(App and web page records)
+--
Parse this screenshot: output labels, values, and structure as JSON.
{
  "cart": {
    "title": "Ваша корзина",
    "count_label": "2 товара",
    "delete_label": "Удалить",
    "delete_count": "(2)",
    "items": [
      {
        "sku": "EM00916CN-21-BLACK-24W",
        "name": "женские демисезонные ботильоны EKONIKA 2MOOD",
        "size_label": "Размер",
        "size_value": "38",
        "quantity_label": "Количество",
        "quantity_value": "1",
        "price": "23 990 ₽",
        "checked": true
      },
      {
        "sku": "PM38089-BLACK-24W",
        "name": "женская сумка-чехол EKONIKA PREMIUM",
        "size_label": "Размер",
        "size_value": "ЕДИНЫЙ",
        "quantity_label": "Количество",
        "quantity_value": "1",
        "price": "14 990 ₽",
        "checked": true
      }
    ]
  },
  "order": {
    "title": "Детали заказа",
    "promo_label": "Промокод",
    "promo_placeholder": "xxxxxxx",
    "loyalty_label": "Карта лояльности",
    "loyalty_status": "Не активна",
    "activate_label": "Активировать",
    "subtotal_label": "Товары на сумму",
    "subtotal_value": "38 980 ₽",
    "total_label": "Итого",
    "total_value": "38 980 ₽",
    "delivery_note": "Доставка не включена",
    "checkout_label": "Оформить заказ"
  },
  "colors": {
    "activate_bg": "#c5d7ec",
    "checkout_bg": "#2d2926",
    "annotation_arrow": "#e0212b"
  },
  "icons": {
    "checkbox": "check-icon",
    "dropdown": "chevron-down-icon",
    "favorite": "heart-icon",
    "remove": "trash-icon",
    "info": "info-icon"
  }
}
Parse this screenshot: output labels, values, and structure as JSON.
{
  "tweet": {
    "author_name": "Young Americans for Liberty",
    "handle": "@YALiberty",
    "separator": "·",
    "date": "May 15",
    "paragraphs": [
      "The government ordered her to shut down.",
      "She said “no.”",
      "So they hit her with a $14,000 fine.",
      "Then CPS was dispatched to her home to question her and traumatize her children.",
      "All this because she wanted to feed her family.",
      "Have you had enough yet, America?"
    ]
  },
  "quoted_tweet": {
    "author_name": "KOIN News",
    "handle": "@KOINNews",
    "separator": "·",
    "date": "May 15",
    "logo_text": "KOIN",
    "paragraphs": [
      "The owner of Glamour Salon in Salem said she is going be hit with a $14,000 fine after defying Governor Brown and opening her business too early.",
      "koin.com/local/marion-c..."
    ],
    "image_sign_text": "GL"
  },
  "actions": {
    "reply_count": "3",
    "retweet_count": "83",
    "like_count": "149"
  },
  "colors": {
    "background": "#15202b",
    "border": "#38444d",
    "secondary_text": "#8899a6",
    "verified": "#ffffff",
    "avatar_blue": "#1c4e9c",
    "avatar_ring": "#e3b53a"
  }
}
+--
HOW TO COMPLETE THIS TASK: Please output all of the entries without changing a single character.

FINISHED EXERCISE:
Parse this screenshot: output labels, values, and structure as JSON.
{
  "cart": {
    "title": "Ваша корзина",
    "count_label": "2 товара",
    "delete_label": "Удалить",
    "delete_count": "(2)",
    "items": [
      {
        "sku": "EM00916CN-21-BLACK-24W",
        "name": "женские демисезонные ботильоны EKONIKA 2MOOD",
        "size_label": "Размер",
        "size_value": "38",
        "quantity_label": "Количество",
        "quantity_value": "1",
        "price": "23 990 ₽",
        "checked": true
      },
      {
        "sku": "PM38089-BLACK-24W",
        "name": "женская сумка-чехол EKONIKA PREMIUM",
        "size_label": "Размер",
        "size_value": "ЕДИНЫЙ",
        "quantity_label": "Количество",
        "quantity_value": "1",
        "price": "14 990 ₽",
        "checked": true
      }
    ]
  },
  "order": {
    "title": "Детали заказа",
    "promo_label": "Промокод",
    "promo_placeholder": "xxxxxxx",
    "loyalty_label": "Карта лояльности",
    "loyalty_status": "Не активна",
    "activate_label": "Активировать",
    "subtotal_label": "Товары на сумму",
    "subtotal_value": "38 980 ₽",
    "total_label": "Итого",
    "total_value": "38 980 ₽",
    "delivery_note": "Доставка не включена",
    "checkout_label": "Оформить заказ"
  },
  "colors": {
    "activate_bg": "#c5d7ec",
    "checkout_bg": "#2d2926",
    "annotation_arrow": "#e0212b"
  },
  "icons": {
    "checkbox": "check-icon",
    "dropdown": "chevron-down-icon",
    "favorite": "heart-icon",
    "remove": "trash-icon",
    "info": "info-icon"
  }
}
Parse this screenshot: output labels, values, and structure as JSON.
{
  "tweet": {
    "author_name": "Young Americans for Liberty",
    "handle": "@YALiberty",
    "separator": "·",
    "date": "May 15",
    "paragraphs": [
      "The government ordered her to shut down.",
      "She said “no.”",
      "So they hit her with a $14,000 fine.",
      "Then CPS was dispatched to her home to question her and traumatize her children.",
      "All this because she wanted to feed her family.",
      "Have you had enough yet, America?"
    ]
  },
  "quoted_tweet": {
    "author_name": "KOIN News",
    "handle": "@KOINNews",
    "separator": "·",
    "date": "May 15",
    "logo_text": "KOIN",
    "paragraphs": [
      "The owner of Glamour Salon in Salem said she is going be hit with a $14,000 fine after defying Governor Brown and opening her business too early.",
      "koin.com/local/marion-c..."
    ],
    "image_sign_text": "GL"
  },
  "actions": {
    "reply_count": "3",
    "retweet_count": "83",
    "like_count": "149"
  },
  "colors": {
    "background": "#15202b",
    "border": "#38444d",
    "secondary_text": "#8899a6",
    "verified": "#ffffff",
    "avatar_blue": "#1c4e9c",
    "avatar_ring": "#e3b53a"
  }
}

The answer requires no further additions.